  2. 2. Pursuing Forgiveness: Exploring forgiveness programs that align with eligibility requirements, such as Public Service Loan Forgiveness, Income-Driven Repayment Forgiveness, or Total and Permanent Disability Discharge.
  3. 3. Minimum Repayment Until Death: Opting for the lowest repayment plan until the borrower’s passing.

When choosing a strategy, it is crucial to assess affordability, calculate realistic monthly payments, evaluate long-term feasibility, and consider income changes in retirement. The chosen strategy can be revisited and adjusted over time.

Review our Strategies for Tackling Student Debt page. Remember that you can revisit your strategy at any time.

Explore Forgiveness Options

Like any other borrower, you should determine whether you are eligible for a forgiveness program.

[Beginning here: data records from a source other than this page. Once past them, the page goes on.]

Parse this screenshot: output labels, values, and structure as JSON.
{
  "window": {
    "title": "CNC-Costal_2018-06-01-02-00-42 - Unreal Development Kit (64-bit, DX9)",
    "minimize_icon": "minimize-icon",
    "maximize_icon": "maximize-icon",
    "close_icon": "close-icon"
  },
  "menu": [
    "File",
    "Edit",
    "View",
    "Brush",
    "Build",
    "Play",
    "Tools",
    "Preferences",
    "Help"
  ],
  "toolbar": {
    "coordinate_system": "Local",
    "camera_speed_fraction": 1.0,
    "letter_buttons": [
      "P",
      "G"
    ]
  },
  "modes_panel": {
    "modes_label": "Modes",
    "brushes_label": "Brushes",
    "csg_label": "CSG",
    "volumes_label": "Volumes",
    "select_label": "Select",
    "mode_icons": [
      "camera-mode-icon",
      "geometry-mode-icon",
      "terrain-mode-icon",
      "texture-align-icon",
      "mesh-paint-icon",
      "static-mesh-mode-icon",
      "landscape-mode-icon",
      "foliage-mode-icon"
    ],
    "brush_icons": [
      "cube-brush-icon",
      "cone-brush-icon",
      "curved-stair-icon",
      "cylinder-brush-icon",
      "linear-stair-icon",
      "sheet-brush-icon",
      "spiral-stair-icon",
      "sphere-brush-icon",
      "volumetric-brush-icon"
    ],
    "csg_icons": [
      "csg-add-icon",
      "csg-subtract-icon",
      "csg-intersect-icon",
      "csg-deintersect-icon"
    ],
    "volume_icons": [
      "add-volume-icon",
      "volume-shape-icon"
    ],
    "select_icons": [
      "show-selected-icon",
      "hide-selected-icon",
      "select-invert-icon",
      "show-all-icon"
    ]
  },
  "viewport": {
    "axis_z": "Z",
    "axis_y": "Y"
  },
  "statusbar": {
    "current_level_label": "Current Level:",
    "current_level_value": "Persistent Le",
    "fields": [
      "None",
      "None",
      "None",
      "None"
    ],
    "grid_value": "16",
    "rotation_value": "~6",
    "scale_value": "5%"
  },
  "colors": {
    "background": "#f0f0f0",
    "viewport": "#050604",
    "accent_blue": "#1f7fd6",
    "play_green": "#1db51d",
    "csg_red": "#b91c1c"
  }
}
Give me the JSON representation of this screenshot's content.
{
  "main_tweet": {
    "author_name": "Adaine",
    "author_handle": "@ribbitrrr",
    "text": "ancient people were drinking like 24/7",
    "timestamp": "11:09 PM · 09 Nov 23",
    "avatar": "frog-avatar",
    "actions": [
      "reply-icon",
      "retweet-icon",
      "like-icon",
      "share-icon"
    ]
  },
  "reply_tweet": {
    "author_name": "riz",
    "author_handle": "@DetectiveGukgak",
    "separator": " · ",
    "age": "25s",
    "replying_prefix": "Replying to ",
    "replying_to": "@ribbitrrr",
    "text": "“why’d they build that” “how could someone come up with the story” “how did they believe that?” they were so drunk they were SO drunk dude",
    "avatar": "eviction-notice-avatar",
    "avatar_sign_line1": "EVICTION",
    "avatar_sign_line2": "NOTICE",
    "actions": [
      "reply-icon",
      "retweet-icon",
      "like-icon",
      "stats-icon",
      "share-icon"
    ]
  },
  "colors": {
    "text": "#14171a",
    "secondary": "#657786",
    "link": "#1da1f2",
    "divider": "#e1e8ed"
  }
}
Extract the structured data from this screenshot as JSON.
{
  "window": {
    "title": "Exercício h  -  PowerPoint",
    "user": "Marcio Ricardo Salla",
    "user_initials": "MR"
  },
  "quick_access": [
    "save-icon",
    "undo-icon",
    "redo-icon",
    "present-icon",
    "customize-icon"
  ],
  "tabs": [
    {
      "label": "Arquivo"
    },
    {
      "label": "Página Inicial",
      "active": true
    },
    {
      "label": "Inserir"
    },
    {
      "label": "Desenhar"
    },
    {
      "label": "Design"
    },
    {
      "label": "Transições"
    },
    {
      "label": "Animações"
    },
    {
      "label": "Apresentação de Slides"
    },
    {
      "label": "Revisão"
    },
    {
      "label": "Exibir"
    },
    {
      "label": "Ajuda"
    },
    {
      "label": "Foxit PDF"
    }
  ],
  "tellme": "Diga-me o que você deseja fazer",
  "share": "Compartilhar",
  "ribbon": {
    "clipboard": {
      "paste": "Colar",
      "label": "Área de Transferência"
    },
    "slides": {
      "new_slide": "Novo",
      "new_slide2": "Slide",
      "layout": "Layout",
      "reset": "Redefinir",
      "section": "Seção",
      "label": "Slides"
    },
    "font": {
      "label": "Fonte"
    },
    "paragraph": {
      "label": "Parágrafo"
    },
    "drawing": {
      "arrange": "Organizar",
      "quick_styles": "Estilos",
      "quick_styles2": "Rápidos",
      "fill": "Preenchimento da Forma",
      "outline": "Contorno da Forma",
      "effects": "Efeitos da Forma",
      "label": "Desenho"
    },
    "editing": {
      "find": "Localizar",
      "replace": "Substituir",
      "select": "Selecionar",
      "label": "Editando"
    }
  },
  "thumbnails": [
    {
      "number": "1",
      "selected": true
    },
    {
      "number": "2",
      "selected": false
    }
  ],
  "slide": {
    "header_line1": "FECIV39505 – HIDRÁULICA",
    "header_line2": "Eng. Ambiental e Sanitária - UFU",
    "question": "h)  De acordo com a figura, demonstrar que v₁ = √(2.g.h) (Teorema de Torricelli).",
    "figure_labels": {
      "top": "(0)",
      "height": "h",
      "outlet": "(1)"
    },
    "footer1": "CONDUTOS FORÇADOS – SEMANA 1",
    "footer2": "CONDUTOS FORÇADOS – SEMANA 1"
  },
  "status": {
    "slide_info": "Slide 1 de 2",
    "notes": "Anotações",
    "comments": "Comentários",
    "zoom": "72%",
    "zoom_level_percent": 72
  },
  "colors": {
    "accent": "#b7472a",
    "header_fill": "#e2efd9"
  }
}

The most common are Public Service Loan Forgiveness, Income Driven Repayment Forgiveness, and for older adults, Total and Permanent Disability Discharge.

But you want to take it a step further and determine whether you will be able to meet the program’s requirements.

  • PSLF may not make sense if your income is high because you may be done paying your loans on the ICR plan before you reach the 120 required payments. Use the FSA simulator!
  • Borrowers cannot afford the ICR plan. Only payments on an IDR plan (ICR for Parent Plus) will continue to count towards PSLF when payments resume.
  • You must be employed full-time by a qualifying employer at the time of application and when your loans are discharged. Many borrowers plan to retire before they complete the 120 qualifying payments.
  • In school deferments do not count towards PSLF or other forgiveness programs. Make a strategic decision on whether to start paying Parent Plus loans after disbursement.

Under the IDR Account Adjustment Parent Plus loan borrowers can consolidate loans with different repayment histories and get the highest payment count applied to their entire balance if they do it by December 31, 2023.

Other Tips for Parent Plus Borrowers:

  1. 1. Don’t defer payment on parent plus loans while your child is in school. Periods spent in school deferment will not count towards forgiveness programs like PSLF or Income Driven Repayment Forgiveness (IDRF).
  2. 2. If you’re married, consider filing your taxes separately to lower your payment in the ICR plan.
  3. 3. Explore the Double Consolidation Loophole! This strategy may offer a path to a cheaper repayment plan. For more information click here.

Repayment Plan Options:

  • Parent Plus loans are only eligible for one IDR plan and that is called the Income Contingent Repayment (ICR) plan. They must consolidate first to gain access to this plan.
  • To be eligible for ICR, Direct Parent Plus loans must be consolidated into a Direct Consolidation loan! We know, it makes no sense.
  • Depending on your household income and situation, explore whether it is more beneficial to file jointly or separately!
  • If you and your spouse have federal student loans, you can both choose to pay in the ICR plan. This may provide an affordable option that also allows you to keep the tax benefit of filing jointly.
  • If you are pursuing PSLF or IDRF you must enroll in the ICR plan. The problem is that it may be cost prohibitive.
  • Caution—If you have your own student loans and Parent Plus loans, if you consolidate them together, the only plan available will be ICR. Seek advice before consolidating.
  • Review our Repayment Plan Options Section to learn more about IDR plans.
  • Parent Plus loans are eligible for the traditional repayment plan options like any other borrower. Consolidating your loans may extend your repayment period.
  • Review our Repayment Plan Options Section to learn more about traditional plans.

If you have Parent Plus loans, don’t give up. Contact us. If we can’t help you eliminate your loans, we can give you peace of mind!